What is needed >> Return every line of the entries that includes the word "freezetag".

+++ The records

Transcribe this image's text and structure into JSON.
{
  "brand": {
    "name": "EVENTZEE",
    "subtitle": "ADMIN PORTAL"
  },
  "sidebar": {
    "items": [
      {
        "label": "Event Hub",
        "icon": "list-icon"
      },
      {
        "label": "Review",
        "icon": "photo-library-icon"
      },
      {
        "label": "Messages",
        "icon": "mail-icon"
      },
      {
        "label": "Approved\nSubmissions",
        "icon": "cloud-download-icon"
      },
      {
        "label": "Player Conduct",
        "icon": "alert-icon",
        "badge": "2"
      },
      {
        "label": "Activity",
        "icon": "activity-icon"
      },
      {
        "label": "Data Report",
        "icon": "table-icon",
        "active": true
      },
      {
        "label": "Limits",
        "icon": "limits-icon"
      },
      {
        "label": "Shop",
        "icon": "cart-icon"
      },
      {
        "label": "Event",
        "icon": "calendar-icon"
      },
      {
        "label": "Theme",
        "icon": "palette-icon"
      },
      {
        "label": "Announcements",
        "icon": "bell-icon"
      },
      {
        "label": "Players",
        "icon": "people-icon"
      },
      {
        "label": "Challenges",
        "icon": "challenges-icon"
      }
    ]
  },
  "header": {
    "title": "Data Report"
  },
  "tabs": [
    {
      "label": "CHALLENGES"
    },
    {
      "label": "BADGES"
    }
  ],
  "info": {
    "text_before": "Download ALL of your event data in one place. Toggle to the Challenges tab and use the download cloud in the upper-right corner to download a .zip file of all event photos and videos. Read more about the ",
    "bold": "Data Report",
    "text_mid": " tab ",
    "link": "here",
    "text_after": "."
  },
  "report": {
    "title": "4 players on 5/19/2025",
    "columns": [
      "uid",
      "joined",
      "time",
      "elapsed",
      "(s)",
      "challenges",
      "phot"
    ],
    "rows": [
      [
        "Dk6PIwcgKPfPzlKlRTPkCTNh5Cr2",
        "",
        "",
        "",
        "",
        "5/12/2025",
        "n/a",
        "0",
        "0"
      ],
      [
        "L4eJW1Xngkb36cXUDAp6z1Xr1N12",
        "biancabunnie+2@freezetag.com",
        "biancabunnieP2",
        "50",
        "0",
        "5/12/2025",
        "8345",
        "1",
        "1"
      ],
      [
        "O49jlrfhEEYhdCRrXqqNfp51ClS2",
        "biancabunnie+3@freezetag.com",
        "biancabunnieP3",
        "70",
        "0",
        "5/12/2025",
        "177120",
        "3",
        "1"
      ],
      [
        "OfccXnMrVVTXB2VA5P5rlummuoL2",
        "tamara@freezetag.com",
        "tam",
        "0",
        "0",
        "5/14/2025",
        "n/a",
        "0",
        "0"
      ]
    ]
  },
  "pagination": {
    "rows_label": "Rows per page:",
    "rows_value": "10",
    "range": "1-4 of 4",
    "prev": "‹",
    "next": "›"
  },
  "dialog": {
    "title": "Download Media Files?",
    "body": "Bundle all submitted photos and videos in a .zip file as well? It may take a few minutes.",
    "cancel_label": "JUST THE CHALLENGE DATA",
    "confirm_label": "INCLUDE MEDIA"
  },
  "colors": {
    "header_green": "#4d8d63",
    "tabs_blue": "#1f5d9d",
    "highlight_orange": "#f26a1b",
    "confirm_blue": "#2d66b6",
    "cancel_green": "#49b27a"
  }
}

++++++

Output below >>
        "biancabunnie+2@freezetag.com",
        "biancabunnie+3@freezetag.com",
        "tamara@freezetag.com",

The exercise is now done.